__PROVIDED RECORDS__
====

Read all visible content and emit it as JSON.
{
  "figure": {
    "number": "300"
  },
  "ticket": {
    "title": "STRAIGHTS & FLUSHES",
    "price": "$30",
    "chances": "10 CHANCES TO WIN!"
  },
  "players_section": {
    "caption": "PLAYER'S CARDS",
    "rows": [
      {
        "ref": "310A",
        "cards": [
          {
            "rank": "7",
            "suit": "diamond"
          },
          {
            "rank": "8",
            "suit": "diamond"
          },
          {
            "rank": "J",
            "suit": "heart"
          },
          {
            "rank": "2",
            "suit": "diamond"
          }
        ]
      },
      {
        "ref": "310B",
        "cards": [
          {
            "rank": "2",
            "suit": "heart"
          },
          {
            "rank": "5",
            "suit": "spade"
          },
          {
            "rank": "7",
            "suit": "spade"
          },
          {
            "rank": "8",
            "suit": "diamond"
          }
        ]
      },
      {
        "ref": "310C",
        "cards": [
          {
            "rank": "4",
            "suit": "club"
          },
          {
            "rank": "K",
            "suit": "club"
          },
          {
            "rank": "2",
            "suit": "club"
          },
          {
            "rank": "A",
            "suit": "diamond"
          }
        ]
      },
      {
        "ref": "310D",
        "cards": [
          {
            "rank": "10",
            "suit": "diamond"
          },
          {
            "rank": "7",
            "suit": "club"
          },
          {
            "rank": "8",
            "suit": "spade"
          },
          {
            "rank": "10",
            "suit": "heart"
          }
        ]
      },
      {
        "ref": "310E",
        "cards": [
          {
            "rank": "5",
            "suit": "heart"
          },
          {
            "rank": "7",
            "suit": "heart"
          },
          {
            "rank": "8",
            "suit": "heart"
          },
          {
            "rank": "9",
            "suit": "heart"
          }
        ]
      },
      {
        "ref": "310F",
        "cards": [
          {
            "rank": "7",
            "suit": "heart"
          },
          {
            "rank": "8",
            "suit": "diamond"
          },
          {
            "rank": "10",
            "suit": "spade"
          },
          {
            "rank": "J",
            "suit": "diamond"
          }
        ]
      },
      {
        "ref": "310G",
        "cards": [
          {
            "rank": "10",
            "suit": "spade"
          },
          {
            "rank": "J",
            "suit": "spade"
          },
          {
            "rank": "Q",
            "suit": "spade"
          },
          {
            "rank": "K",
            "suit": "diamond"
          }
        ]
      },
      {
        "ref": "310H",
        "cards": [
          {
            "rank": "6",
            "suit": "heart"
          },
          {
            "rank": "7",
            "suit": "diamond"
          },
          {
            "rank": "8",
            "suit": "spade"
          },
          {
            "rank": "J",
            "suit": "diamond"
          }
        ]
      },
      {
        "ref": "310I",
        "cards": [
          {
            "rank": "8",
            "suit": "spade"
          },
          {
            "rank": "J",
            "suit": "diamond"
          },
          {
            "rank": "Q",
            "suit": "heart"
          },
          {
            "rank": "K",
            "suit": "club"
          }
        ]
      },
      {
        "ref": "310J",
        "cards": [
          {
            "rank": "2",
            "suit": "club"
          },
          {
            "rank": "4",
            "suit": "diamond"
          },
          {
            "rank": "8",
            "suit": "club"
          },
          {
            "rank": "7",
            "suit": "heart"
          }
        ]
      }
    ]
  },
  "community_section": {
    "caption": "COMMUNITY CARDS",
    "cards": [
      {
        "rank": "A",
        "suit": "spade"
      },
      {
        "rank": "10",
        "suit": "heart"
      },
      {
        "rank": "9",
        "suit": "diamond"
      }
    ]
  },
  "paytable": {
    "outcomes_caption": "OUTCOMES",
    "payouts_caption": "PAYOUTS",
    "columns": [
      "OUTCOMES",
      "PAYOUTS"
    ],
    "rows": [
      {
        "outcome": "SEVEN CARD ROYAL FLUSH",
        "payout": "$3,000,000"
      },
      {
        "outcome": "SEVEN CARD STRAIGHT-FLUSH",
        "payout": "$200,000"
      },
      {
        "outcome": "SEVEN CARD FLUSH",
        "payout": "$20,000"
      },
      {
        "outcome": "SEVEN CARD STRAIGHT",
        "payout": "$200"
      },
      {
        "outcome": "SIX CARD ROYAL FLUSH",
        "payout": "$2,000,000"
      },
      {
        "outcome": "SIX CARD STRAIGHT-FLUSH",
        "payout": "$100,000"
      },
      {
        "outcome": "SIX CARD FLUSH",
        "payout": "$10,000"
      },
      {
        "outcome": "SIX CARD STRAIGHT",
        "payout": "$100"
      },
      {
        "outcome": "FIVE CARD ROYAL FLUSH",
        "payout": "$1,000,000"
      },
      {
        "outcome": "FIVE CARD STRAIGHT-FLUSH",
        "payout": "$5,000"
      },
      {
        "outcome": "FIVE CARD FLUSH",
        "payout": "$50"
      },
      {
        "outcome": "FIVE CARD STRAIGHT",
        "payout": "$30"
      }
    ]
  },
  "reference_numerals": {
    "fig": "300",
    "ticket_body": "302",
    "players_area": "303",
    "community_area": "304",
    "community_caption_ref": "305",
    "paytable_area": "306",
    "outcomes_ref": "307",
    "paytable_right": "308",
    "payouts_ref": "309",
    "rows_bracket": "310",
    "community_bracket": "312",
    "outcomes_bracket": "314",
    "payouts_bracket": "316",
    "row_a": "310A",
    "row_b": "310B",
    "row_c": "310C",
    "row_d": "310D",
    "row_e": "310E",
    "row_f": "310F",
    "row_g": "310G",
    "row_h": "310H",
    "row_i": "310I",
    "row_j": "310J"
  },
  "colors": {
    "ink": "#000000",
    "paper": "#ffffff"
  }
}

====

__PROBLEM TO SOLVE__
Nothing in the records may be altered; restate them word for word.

__TASK RESULT__
Read all visible content and emit it as JSON.
{
  "figure": {
    "number": "300"
  },
  "ticket": {
    "title": "STRAIGHTS & FLUSHES",
    "price": "$30",
    "chances": "10 CHANCES TO WIN!"
  },
  "players_section": {
    "caption": "PLAYER'S CARDS",
    "rows": [
      {
        "ref": "310A",
        "cards": [
          {
            "rank": "7",
            "suit": "diamond"
          },
          {
            "rank": "8",
            "suit": "diamond"
          },
          {
            "rank": "J",
            "suit": "heart"
          },
          {
            "rank": "2",
            "suit": "diamond"
          }
        ]
      },
      {
        "ref": "310B",
        "cards": [
          {
            "rank": "2",
            "suit": "heart"
          },
          {
            "rank": "5",
            "suit": "spade"
          },
          {
            "rank": "7",
            "suit": "spade"
          },
          {
            "rank": "8",
            "suit": "diamond"
          }
        ]
      },
      {
        "ref": "310C",
        "cards": [
          {
            "rank": "4",
            "suit": "club"
          },
          {
            "rank": "K",
            "suit": "club"
          },
          {
            "rank": "2",
            "suit": "club"
          },
          {
            "rank": "A",
            "suit": "diamond"
          }
        ]
      },
      {
        "ref": "310D",
        "cards": [
          {
            "rank": "10",
            "suit": "diamond"
          },
          {
            "rank": "7",
            "suit": "club"
          },
          {
            "rank": "8",
            "suit": "spade"
          },
          {
            "rank": "10",
            "suit": "heart"
          }
        ]
      },
      {
        "ref": "310E",
        "cards": [
          {
            "rank": "5",
            "suit": "heart"
          },
          {
            "rank": "7",
            "suit": "heart"
          },
          {
            "rank": "8",
            "suit": "heart"
          },
          {
            "rank": "9",
            "suit": "heart"
          }
        ]
      },
      {
        "ref": "310F",
        "cards": [
          {
            "rank": "7",
            "suit": "heart"
          },
          {
            "rank": "8",
            "suit": "diamond"
          },
          {
            "rank": "10",
            "suit": "spade"
          },
          {
            "rank": "J",
            "suit": "diamond"
          }
        ]
      },
      {
        "ref": "310G",
        "cards": [
          {
            "rank": "10",
            "suit": "spade"
          },
          {
            "rank": "J",
            "suit": "spade"
          },
          {
            "rank": "Q",
            "suit": "spade"
          },
          {
            "rank": "K",
            "suit": "diamond"
          }
        ]
      },
      {
        "ref": "310H",
        "cards": [
          {
            "rank": "6",
            "suit": "heart"
          },
          {
            "rank": "7",
            "suit": "diamond"
          },
          {
            "rank": "8",
            "suit": "spade"
          },
          {
            "rank": "J",
            "suit": "diamond"
          }
        ]
      },
      {
        "ref": "310I",
        "cards": [
          {
            "rank": "8",
            "suit": "spade"
          },
          {
            "rank": "J",
            "suit": "diamond"
          },
          {
            "rank": "Q",
            "suit": "heart"
          },
          {
            "rank": "K",
            "suit": "club"
          }
        ]
      },
      {
        "ref": "310J",
        "cards": [
          {
            "rank": "2",
            "suit": "club"
          },
          {
            "rank": "4",
            "suit": "diamond"
          },
          {
            "rank": "8",
            "suit": "club"
          },
          {
            "rank": "7",
            "suit": "heart"
          }
        ]
      }
    ]
  },
  "community_section": {
    "caption": "COMMUNITY CARDS",
    "cards": [
      {
        "rank": "A",
        "suit": "spade"
      },
      {
        "rank": "10",
        "suit": "heart"
      },
      {
        "rank": "9",
        "suit": "diamond"
      }
    ]
  },
  "paytable": {
    "outcomes_caption": "OUTCOMES",
    "payouts_caption": "PAYOUTS",
    "columns": [
      "OUTCOMES",
      "PAYOUTS"
    ],
    "rows": [
      {
        "outcome": "SEVEN CARD ROYAL FLUSH",
        "payout": "$3,000,000"
      },
      {
        "outcome": "SEVEN CARD STRAIGHT-FLUSH",
        "payout": "$200,000"
      },
      {
        "outcome": "SEVEN CARD FLUSH",
        "payout": "$20,000"
      },
      {
        "outcome": "SEVEN CARD STRAIGHT",
        "payout": "$200"
      },
      {
        "outcome": "SIX CARD ROYAL FLUSH",
        "payout": "$2,000,000"
      },
      {
        "outcome": "SIX CARD STRAIGHT-FLUSH",
        "payout": "$100,000"
      },
      {
        "outcome": "SIX CARD FLUSH",
        "payout": "$10,000"
      },
      {
        "outcome": "SIX CARD STRAIGHT",
        "payout": "$100"
      },
      {
        "outcome": "FIVE CARD ROYAL FLUSH",
        "payout": "$1,000,000"
      },
      {
        "outcome": "FIVE CARD STRAIGHT-FLUSH",
        "payout": "$5,000"
      },
      {
        "outcome": "FIVE CARD FLUSH",
        "payout": "$50"
      },
      {
        "outcome": "FIVE CARD STRAIGHT",
        "payout": "$30"
      }
    ]
  },
  "reference_numerals": {
    "fig": "300",
    "ticket_body": "302",
    "players_area": "303",
    "community_area": "304",
    "community_caption_ref": "305",
    "paytable_area": "306",
    "outcomes_ref": "307",
    "paytable_right": "308",
    "payouts_ref": "309",
    "rows_bracket": "310",
    "community_bracket": "312",
    "outcomes_bracket": "314",
    "payouts_bracket": "316",
    "row_a": "310A",
    "row_b": "310B",
    "row_c": "310C",
    "row_d": "310D",
    "row_e": "310E",
    "row_f": "310F",
    "row_g": "310G",
    "row_h": "310H",
    "row_i": "310I",
    "row_j": "310J"
  },
  "colors": {
    "ink": "#000000",
    "paper": "#ffffff"
  }
}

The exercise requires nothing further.